The Clitoris

The clitoris has many parts, yet however few can be seen. There are parts, which one can feel under the skin. If you press above the clitoral hood then you will feel the body of the clitoris, called the clitoral shaft, which is about an inch. This much most people know about the clitoris. But there is more to it than that.

 

 

In the late 80’s Dr. Helen O’Connell made post-mortem examinations at the Royal Melbourne Hospital in Melbourne, on women. She was looking for ways to prevent damage being done during uterine surgery and therefore made post-mortem examinations to map how the nerve-fibres around the clitoral area were running, in the same way that had been done on men, in order to prevent impotence after prostate surgery.

 

 

To her surprise, she discovered that her examinations of the anatomy didn’t correspond with what was described in some of the anatomy books for student doctors. Her report has been published in the Journal of Urology titled Anatomical Relationship between Urethra and

Clitoris Vol. 159, June 1998

and New Scientist 1 August 1998, pp.

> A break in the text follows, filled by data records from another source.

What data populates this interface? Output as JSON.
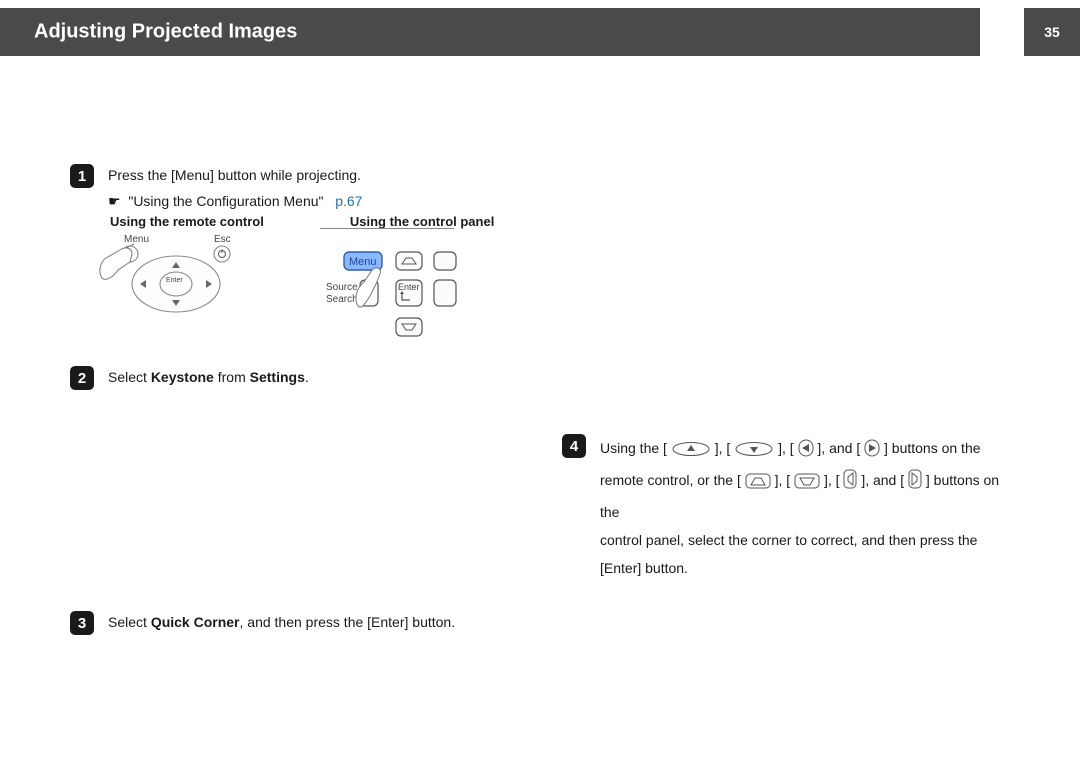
{
  "header": {
    "title": "Adjusting Projected Images",
    "page_number": "35"
  },
  "steps": {
    "s1": {
      "num": "1",
      "line1": "Press the [Menu] button while projecting.",
      "xref_label": "\"Using the Configuration Menu\"",
      "xref_page": "p.67",
      "col_left_heading": "Using the remote control",
      "col_right_heading": "Using the control panel"
    },
    "s2": {
      "num": "2",
      "pre": "Select ",
      "b1": "Keystone",
      "mid": " from ",
      "b2": "Settings",
      "post": "."
    },
    "s3": {
      "num": "3",
      "pre": "Select ",
      "b1": "Quick Corner",
      "post": ", and then press the [Enter] button."
    },
    "s4": {
      "num": "4",
      "line_a_pre": "Using the [",
      "line_a_mid1": "], [",
      "line_a_mid2": "], [",
      "line_a_mid3": "], and [",
      "line_a_post": "] buttons on the",
      "line_b_pre": "remote control, or the [",
      "line_b_mid1": "], [",
      "line_b_mid2": "], [",
      "line_b_mid3": "], and [",
      "line_b_post": "] buttons on the",
      "line_c": "control panel, select the corner to correct, and then press the [Enter] button."
    }
  },
  "illus": {
    "remote_menu_label": "Menu",
    "remote_esc_label": "Esc",
    "remote_enter_label": "Enter",
    "panel_menu_label": "Menu",
    "panel_source_label": "Source",
    "panel_search_label": "Search",
    "panel_enter_label": "Enter"
  }
}
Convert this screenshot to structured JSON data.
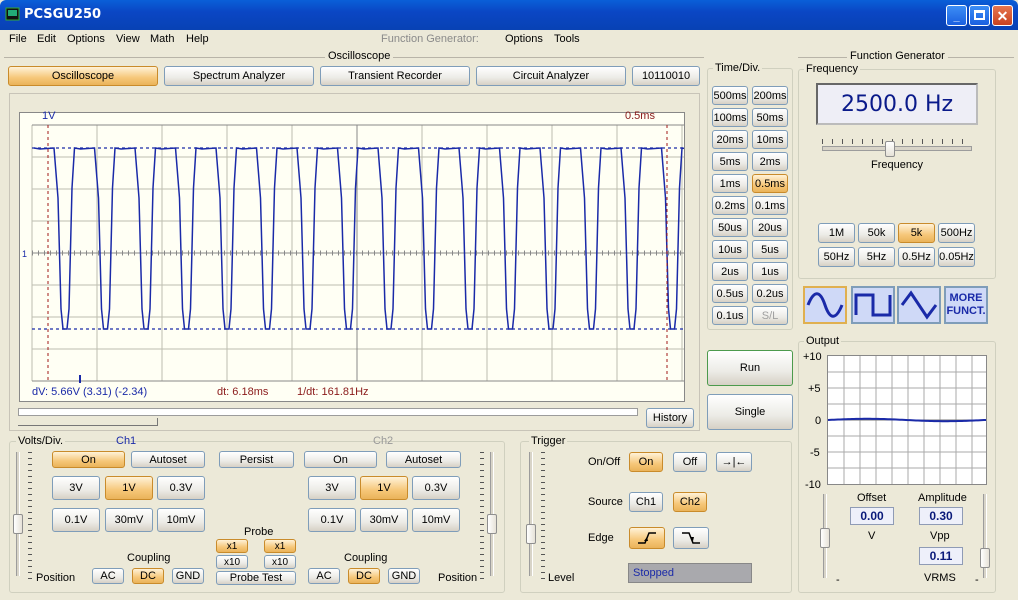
{
  "window": {
    "title": "PCSGU250"
  },
  "menu": {
    "left": [
      "File",
      "Edit",
      "Options",
      "View",
      "Math",
      "Help"
    ],
    "fg_label": "Function Generator:",
    "right": [
      "Options",
      "Tools"
    ]
  },
  "osc": {
    "section_title": "Oscilloscope",
    "tabs": [
      "Oscilloscope",
      "Spectrum Analyzer",
      "Transient Recorder",
      "Circuit Analyzer",
      "10110010"
    ],
    "scale_left": "1V",
    "scale_right": "0.5ms",
    "ch_marker": "1",
    "readout": {
      "dv": "dV: 5.66V  (3.31) (-2.34)",
      "dt": "dt: 6.18ms",
      "inv_dt": "1/dt: 161.81Hz"
    },
    "history_label": "History"
  },
  "timediv": {
    "title": "Time/Div.",
    "buttons": [
      "500ms",
      "200ms",
      "100ms",
      "50ms",
      "20ms",
      "10ms",
      "5ms",
      "2ms",
      "1ms",
      "0.5ms",
      "0.2ms",
      "0.1ms",
      "50us",
      "20us",
      "10us",
      "5us",
      "2us",
      "1us",
      "0.5us",
      "0.2us",
      "0.1us",
      "S/L"
    ],
    "selected": "0.5ms"
  },
  "run": {
    "run_label": "Run",
    "single_label": "Single"
  },
  "volts": {
    "title": "Volts/Div.",
    "ch1": {
      "name": "Ch1",
      "on": "On",
      "autoset": "Autoset",
      "v": [
        "3V",
        "1V",
        "0.3V",
        "0.1V",
        "30mV",
        "10mV"
      ],
      "selected": "1V",
      "coupling_label": "Coupling",
      "coupling": [
        "AC",
        "DC",
        "GND"
      ],
      "coupling_selected": "DC",
      "position_label": "Position"
    },
    "ch2": {
      "name": "Ch2",
      "on": "On",
      "autoset": "Autoset",
      "v": [
        "3V",
        "1V",
        "0.3V",
        "0.1V",
        "30mV",
        "10mV"
      ],
      "selected": "1V",
      "coupling_label": "Coupling",
      "coupling": [
        "AC",
        "DC",
        "GND"
      ],
      "coupling_selected": "DC",
      "position_label": "Position"
    },
    "persist_label": "Persist",
    "probe_label": "Probe",
    "probe": [
      "x1",
      "x1",
      "x10",
      "x10"
    ],
    "probe_test_label": "Probe Test"
  },
  "trigger": {
    "title": "Trigger",
    "onoff_label": "On/Off",
    "on": "On",
    "off": "Off",
    "onoff_selected": "On",
    "source_label": "Source",
    "sources": [
      "Ch1",
      "Ch2"
    ],
    "source_selected": "Ch2",
    "edge_label": "Edge",
    "level_label": "Level",
    "status": "Stopped"
  },
  "fg": {
    "section_title": "Function Generator",
    "frequency_title": "Frequency",
    "frequency_value": "2500.0 Hz",
    "frequency_slider_label": "Frequency",
    "range_buttons": [
      "1M",
      "50k",
      "5k",
      "500Hz",
      "50Hz",
      "5Hz",
      "0.5Hz",
      "0.05Hz"
    ],
    "range_selected": "5k",
    "more_label_1": "MORE",
    "more_label_2": "FUNCT.",
    "output_title": "Output",
    "output_ticks": [
      "+10",
      "+5",
      "0",
      "-5",
      "-10"
    ],
    "offset_label": "Offset",
    "offset_value": "0.00",
    "offset_unit": "V",
    "amplitude_label": "Amplitude",
    "amplitude_value": "0.30",
    "amplitude_unit": "Vpp",
    "vrms_value": "0.11",
    "vrms_unit": "VRMS"
  },
  "colors": {
    "trace": "#1a2aa8",
    "cursor": "#a01818",
    "selected": "#f6c779"
  }
}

 34-35.

 

The report created immediate attention.

 

 

Dr. O’Connell argued that the clitoris is much larger than normally believed. The larger part is hidden inside of the pelvic area. The external 'head' is attached to the internal body which is as big as the first joint of a thumb. The body is divided into the clitoral legs which could be as long as 3,5 inches and wrap around the vagina and the urethra, and like the penis, they swell with blood when aroused These two legs end above the anal muscle. You can touch them if you put you finger on the outer lips and press and move your finger a little. It is like the clitoral shaft but thinner.

 

Parallel with the clitoral legs are the clitoral bulbs which also are enlarged and increasingly sensitive by excitement. Dr. O’Connell emphasized that these bulbs, really are an embryologic part of the clitoris.

 

Furthermore there is erectile tissue surrounding the urethra, the urethral sponge. This tissue also swells with blood when aroused and is partly very sensitive (see further section on Female G-spot).

 

 

The experts on anatomy didn’t dispute her findings and Dr. O’Connell’s observations corresponded to the standard work Human Sex Anatomy, by R.L. Dickinson 1949. He had published detailed reproductions of the female pelvic anatomy. In Human Sex Anatomy there is a sketch which corresponds to the findings of Dr. O’Connell’s, in regard to the size of the clitoris.

 

 

Why this information has not been explicitly explained in medical texts or other books meant for the public, we can only guess. Could it have been a result of disinterest? If so, who would benefit from ignoring this information? Dr. O’Connell’s research, which had its starting point in mapping out the nerves connected to the clitoris, has not changed the anatomical chart, but the attention her research has caused, has meant that the knowledge about the size and edification of the clitoris has begun to spread. She is continuing to do research about the nerve-fibres and she has so far also concluded that the supportive tissue around clitoris (which often contains nerve-fibres) is much vaster and more complex than we have known so far.